Copy each line of the entries beneath that contains the word "icon".

START DATA

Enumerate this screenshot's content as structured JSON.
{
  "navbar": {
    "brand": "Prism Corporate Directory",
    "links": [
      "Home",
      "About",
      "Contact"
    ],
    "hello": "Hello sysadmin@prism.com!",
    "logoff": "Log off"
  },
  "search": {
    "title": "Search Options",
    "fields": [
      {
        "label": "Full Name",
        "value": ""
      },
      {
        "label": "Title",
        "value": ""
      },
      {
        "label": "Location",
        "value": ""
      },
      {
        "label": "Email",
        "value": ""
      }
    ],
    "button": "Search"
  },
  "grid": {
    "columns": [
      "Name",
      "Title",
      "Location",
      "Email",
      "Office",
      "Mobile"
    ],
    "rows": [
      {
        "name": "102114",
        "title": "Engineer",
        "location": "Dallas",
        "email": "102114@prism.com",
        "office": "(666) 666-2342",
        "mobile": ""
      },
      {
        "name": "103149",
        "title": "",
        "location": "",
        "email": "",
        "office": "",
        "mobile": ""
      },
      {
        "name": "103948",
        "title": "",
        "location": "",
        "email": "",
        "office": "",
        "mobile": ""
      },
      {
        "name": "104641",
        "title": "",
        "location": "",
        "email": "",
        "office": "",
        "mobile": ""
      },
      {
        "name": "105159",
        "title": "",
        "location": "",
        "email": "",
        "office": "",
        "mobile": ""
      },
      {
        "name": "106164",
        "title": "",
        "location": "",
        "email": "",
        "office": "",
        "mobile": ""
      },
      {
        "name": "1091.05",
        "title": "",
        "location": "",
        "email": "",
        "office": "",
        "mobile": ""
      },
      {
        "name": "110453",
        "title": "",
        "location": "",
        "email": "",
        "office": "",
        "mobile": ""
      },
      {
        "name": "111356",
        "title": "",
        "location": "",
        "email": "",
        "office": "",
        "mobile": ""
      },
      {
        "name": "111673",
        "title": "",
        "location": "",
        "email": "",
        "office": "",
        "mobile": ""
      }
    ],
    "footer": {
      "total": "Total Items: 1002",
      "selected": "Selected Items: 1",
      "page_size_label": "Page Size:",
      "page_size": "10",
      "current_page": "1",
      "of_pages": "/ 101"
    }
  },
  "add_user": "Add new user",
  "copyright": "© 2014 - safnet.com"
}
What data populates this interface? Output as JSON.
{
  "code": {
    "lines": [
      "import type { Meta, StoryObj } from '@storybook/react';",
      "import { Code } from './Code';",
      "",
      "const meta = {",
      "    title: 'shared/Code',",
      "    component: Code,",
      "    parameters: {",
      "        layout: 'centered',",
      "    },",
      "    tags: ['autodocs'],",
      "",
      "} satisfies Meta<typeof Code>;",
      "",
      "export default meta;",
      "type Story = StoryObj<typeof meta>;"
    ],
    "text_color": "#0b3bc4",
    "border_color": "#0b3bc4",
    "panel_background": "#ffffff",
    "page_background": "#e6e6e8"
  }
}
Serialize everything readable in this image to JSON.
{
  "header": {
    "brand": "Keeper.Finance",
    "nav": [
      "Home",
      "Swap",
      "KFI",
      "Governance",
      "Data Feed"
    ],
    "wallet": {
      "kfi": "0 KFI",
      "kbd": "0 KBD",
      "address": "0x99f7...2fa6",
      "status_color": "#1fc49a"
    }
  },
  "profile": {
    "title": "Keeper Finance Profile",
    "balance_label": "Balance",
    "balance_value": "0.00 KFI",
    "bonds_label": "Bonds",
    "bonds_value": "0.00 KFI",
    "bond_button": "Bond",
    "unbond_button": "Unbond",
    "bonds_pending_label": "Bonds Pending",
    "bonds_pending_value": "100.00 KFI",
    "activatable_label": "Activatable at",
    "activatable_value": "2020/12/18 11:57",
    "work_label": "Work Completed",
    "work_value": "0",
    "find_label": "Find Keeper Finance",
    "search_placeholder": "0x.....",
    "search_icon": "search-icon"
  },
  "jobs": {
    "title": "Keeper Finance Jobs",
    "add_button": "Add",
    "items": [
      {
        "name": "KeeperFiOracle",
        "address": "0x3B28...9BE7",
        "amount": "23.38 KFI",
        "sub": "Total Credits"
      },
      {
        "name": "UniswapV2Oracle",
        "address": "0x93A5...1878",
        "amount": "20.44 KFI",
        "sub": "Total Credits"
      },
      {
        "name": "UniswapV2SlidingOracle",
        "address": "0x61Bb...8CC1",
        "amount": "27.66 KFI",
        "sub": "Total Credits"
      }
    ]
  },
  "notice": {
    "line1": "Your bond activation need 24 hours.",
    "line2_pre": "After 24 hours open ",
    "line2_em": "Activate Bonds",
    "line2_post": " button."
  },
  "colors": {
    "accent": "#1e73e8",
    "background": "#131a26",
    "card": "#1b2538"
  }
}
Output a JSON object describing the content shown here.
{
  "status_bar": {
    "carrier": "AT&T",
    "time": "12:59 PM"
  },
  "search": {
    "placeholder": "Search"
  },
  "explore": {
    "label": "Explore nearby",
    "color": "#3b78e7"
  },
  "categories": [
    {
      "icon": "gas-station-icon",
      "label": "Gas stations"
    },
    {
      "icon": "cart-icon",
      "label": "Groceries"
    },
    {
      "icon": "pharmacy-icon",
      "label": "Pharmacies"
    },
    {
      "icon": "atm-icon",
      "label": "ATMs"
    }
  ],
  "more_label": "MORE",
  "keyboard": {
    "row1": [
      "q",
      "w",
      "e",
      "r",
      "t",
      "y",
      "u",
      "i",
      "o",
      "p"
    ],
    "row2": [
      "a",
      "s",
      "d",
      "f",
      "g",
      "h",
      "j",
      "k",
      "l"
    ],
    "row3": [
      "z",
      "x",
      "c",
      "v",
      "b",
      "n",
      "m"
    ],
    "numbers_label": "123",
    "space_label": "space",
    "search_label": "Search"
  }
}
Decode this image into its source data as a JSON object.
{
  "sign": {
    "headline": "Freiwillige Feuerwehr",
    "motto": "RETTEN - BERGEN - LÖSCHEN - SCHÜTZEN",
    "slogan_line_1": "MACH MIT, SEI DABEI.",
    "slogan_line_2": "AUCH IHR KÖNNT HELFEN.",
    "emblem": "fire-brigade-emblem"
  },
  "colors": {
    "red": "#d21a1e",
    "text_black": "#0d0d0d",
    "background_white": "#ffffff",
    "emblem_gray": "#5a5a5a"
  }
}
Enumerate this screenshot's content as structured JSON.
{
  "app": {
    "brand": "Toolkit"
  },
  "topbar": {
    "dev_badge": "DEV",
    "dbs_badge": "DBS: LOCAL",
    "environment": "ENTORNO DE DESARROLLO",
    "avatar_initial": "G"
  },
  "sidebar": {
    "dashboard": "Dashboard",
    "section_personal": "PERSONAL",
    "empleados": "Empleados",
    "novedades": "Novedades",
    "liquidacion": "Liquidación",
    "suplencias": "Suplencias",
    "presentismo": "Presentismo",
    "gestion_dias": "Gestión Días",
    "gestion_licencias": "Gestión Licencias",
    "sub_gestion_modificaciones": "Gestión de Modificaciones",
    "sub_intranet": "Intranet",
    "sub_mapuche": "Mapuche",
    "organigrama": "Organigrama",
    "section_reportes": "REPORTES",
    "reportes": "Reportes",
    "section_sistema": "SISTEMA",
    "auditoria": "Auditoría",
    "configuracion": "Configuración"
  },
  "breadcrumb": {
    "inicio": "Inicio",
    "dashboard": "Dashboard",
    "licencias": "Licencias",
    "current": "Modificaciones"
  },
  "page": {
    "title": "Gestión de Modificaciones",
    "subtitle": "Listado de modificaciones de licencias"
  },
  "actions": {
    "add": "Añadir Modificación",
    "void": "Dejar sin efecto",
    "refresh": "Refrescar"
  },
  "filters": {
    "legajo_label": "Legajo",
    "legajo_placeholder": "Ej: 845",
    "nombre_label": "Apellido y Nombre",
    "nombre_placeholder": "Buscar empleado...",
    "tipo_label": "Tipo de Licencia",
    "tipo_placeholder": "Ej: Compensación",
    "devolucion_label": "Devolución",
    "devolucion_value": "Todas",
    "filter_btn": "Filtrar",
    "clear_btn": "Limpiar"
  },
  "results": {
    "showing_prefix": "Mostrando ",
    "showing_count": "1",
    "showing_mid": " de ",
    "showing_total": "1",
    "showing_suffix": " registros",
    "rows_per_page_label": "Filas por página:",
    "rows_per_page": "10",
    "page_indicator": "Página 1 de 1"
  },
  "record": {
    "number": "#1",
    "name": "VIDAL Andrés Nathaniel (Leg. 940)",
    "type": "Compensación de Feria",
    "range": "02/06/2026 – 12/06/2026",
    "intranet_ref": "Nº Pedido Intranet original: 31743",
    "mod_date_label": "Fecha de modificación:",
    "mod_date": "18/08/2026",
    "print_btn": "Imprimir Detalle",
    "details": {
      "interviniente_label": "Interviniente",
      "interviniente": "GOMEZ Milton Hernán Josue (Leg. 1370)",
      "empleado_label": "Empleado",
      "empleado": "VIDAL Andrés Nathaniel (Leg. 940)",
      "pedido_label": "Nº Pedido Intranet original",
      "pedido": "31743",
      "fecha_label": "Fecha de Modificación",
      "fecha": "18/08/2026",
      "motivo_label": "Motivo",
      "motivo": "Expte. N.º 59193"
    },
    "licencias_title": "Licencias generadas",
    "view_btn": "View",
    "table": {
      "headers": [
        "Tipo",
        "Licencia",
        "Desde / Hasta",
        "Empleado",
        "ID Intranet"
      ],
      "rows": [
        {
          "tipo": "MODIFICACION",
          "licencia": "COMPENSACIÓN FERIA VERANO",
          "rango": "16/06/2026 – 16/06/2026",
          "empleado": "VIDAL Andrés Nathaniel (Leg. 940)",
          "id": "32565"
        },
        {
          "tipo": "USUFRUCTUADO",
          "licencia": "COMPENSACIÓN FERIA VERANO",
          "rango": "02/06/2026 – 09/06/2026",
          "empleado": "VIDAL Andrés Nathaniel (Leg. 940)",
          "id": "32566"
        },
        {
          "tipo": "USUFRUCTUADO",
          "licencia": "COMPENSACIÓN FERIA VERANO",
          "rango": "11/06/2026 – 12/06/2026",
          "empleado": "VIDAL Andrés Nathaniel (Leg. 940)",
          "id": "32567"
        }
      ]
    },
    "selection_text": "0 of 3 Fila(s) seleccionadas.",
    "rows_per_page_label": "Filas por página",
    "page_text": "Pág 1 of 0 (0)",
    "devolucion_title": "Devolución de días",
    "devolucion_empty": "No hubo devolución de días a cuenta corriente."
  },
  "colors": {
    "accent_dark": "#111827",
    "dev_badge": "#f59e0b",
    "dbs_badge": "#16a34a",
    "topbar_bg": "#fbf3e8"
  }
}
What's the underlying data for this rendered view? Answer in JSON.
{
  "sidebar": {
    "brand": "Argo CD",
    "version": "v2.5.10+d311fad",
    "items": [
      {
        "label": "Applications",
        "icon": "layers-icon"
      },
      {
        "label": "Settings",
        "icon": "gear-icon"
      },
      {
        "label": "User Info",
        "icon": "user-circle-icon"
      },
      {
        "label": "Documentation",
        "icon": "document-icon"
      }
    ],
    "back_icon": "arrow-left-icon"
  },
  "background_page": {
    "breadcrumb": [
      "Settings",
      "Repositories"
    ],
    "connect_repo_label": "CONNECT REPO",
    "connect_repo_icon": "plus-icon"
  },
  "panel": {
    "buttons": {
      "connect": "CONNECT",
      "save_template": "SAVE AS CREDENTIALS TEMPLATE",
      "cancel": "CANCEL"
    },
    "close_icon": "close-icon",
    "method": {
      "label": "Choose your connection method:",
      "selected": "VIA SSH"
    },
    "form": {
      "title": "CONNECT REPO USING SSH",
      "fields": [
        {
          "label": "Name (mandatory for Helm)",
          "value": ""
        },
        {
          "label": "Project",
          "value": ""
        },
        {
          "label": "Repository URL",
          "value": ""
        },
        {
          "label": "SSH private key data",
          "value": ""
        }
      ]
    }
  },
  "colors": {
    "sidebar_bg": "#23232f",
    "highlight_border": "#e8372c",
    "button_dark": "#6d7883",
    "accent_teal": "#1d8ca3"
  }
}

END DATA

RESPONSE BOX
    "search_icon": "search-icon"
      "icon": "gas-station-icon",
      "icon": "cart-icon",
      "icon": "pharmacy-icon",
      "icon": "atm-icon",
        "icon": "layers-icon"
        "icon": "gear-icon"
        "icon": "user-circle-icon"
        "icon": "document-icon"
    "back_icon": "arrow-left-icon"
    "connect_repo_icon": "plus-icon"
    "close_icon": "close-icon",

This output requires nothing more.